Britain’s education secretary has reversed a decision over how to grade this year’s school exams in England, rejecting the grading system that had replaced the tests cancelled because of the ongoing CCP virus pandemic.
On Monday, the government shelved a mathematical model used by exam regulator Ofqual to moderate and standardize the student grade predictions, called Centre Assessed Grades (CAGs), that were made and submitted to Ofqual by teachers.
The government has now reverted to only using the CAGs submitted by teachers to award exam results.
Education Secretary Gavin Williamson said that the government had acted after realizing that exam results had been skewed by the “too many anomalies” behind the algorithm used in the Ofqual grading system.
Ofqual had developed the contingency grading system to manage results when exams were canceled due to school and college closures in the lockdown triggered by the CCP (Chinese Communist Party) virus, commonly known as novel coronavirus.

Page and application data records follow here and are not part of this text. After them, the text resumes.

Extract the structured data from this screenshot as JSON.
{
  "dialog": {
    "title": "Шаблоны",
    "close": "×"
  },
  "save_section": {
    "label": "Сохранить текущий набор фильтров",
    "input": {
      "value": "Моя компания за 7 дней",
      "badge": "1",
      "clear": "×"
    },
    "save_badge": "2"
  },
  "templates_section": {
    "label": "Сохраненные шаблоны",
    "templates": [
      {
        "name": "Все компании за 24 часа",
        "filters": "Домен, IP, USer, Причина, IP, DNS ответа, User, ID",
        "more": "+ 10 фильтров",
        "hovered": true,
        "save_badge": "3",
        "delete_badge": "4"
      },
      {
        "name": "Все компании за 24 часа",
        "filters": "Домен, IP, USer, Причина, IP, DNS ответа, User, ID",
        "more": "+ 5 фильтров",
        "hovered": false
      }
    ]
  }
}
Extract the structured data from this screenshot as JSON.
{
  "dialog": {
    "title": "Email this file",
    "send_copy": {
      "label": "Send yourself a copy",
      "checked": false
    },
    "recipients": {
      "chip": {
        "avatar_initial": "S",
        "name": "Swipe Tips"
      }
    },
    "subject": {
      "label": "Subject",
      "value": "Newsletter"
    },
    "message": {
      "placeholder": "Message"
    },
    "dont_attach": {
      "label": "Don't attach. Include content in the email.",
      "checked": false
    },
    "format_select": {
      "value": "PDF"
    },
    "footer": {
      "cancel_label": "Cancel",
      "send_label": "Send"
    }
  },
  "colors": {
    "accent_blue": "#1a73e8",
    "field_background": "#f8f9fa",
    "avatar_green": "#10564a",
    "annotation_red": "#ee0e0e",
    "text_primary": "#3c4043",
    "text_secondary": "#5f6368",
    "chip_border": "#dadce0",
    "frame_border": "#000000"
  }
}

Announced in April, the grading system used an algorithm meant to produce fair grades that were overall in line with previous years’ results.
The Ofqual model’s algorithm, however, had lowered results for almost 40 percent of students taking their main school-leaving exams.
University places depend on the results, but many students found their grades had been downgraded by the algorithm, meaning many failed to meet their provisional offers.
Students hold placards as they protest outside Codsall Community High School to demonstrate against the downgrading of A-level results near Wolverhampton, central England, on Aug.17, 2020. (Paul Ellis/AFP via Getty Images)
The government reversal came after days of criticism of the algorithm from students, teachers, and lawmakers, and from Prime Minister Boris Johnson’s own ruling Conservative Party as well as from the opposition.
“The Tories’ [Conservatives] handling of these results sums up their handling of this pandemic: incompetent,” opposition Labour Party leader Keir Starmer wrote on Twitter.
Johnson and Williamson received further criticism in the British media on Tuesday after what the papers described as a “humiliating” U-turn, which days earlier the government had ruled out.
Williamson told Sky News, however, that the government had done what was “the right thing to do.”
“When it was clear that the system wasn’t delivering what we believed, and what we’d been assured that it would do, and the fairness that we all expect it to deliver … then further action had to be taken; that’s what I did,” he said.
The government announcement parallels and comes on the same day as a statement from Ofqual Chair Roger Taylor.
“The pandemic has created circumstances no one could have ever imagined or wished for,” he said.
“We want to now take steps to remove as much stress and uncertainty for young people as possible—and to free up heads and teachers to work towards the important task of getting all schools open in two weeks.”
Taylor also said he appreciated that “real anguish” had been caused, that public confidence in exam qualifications had been damaged, and that it was “incorrect” to have burdened teachers with appeals against lowered grades as the new September term loomed.
“For all of that, we are extremely sorry,” he said.
Williamson also apologized.
“We worked with Ofqual to construct the fairest possible model, but it is clear that the process of allocating grades has resulted in more inconsistency and unfairness than can be reasonably resolved through an appeals process,” he said in a statement.
“I am sorry for the distress this has caused young people and their parents but hope this announcement will now provide the certainty and reassurance they deserve.”
A snap opinion poll published on Monday showed 75 percent of respondents thought the government had handled the situation badly and 40 percent thought Williamson should resign. He said he would not quit.
Pressure on Universities
The change, however, puts pressure on universities, as more students have obtained the grades needed to get into their first-choice institution.
The government said they are setting a “clear expectation that they [universities] honor all offers made and met,” and Williamson said the government was working on how to boost their capacity.
The government statement explained that grades awarded by the Ofqual grading system could still stand if they were higher than the CAG grade submitted by teachers, which the revised awards will reflect.
“This will cause challenges at this late stage in the admissions process—capacity, staffing, placements, and facilities—particularly with the social distance measures in place,” Universities UK, the body which represents the sector, said.
The government said it recognized the move to CAGs would have implications for students and universities and intends to “remove student number controls” in a bid to put student interests first and remove obstacles to their progress.
Universities Minister Michelle Donelan will lead a new task force, working with education groups, “to ensure students can progress to the next stage of their education,” the government said.
The government’s decision refers only to England. Scotland faced a similar situation and changed its policy last week, and Wales and Northern Ireland have also dropped the algorithm method, which factored in the past performance of the schools overall.
Schools and colleges will receive the revised grades this week and they will be given to students next week.